_Problem to solve_
Every line below that has the string "StraightJacketBlackSkirt" needs to be copied.

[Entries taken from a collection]
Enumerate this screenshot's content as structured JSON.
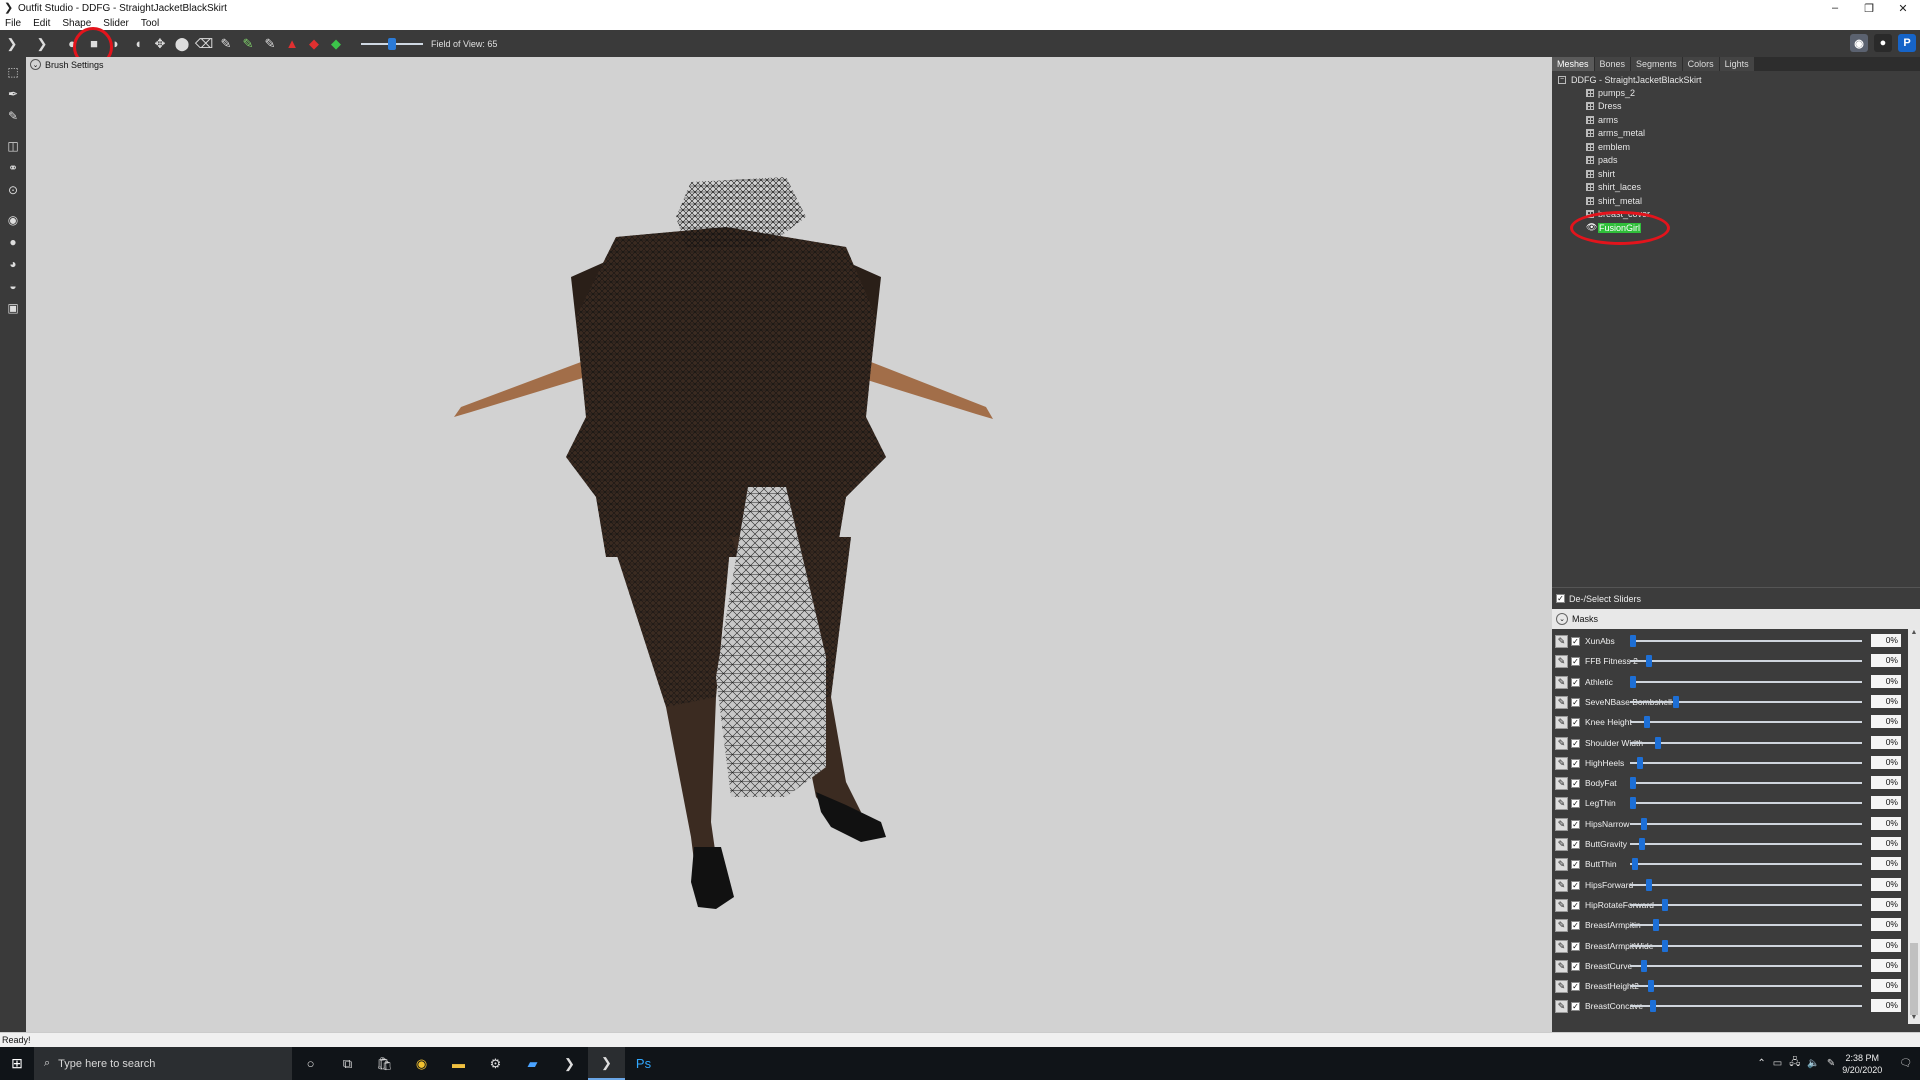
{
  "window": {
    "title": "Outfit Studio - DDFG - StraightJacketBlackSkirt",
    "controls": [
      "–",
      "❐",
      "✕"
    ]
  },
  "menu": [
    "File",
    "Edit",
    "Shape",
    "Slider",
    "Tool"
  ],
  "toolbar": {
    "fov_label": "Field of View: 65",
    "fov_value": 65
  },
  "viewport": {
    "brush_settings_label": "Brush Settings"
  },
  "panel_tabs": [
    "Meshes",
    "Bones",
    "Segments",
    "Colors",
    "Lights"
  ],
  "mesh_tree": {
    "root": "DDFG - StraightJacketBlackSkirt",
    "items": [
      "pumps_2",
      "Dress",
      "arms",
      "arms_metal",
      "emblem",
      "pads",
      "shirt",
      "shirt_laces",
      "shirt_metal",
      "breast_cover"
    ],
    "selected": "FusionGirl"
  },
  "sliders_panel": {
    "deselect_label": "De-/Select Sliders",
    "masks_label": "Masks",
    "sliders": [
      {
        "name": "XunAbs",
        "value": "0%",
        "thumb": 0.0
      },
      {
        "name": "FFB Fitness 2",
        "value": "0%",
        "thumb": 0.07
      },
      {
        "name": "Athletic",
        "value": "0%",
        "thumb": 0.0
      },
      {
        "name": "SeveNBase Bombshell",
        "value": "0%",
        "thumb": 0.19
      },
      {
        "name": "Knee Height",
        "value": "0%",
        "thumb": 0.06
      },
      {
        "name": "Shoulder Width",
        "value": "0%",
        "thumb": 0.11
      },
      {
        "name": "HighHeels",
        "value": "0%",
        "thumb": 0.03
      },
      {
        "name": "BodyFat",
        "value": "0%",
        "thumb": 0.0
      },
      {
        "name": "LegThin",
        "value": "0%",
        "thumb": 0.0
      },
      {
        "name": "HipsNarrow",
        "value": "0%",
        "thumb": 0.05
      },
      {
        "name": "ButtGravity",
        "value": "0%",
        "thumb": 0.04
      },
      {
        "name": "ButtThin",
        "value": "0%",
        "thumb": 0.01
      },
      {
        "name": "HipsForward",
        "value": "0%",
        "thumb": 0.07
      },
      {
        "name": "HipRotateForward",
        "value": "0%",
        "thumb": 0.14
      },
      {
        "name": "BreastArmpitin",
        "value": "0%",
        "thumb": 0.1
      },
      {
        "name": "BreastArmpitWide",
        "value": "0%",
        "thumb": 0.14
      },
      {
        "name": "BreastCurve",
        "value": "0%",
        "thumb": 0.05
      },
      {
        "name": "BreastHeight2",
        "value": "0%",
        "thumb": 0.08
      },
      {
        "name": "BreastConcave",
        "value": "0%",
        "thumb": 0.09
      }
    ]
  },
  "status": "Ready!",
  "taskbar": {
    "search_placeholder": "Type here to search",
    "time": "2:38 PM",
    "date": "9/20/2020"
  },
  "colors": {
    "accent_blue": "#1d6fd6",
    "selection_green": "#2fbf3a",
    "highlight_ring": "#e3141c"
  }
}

_Result_
    "title": "Outfit Studio - DDFG - StraightJacketBlackSkirt",
    "root": "DDFG - StraightJacketBlackSkirt",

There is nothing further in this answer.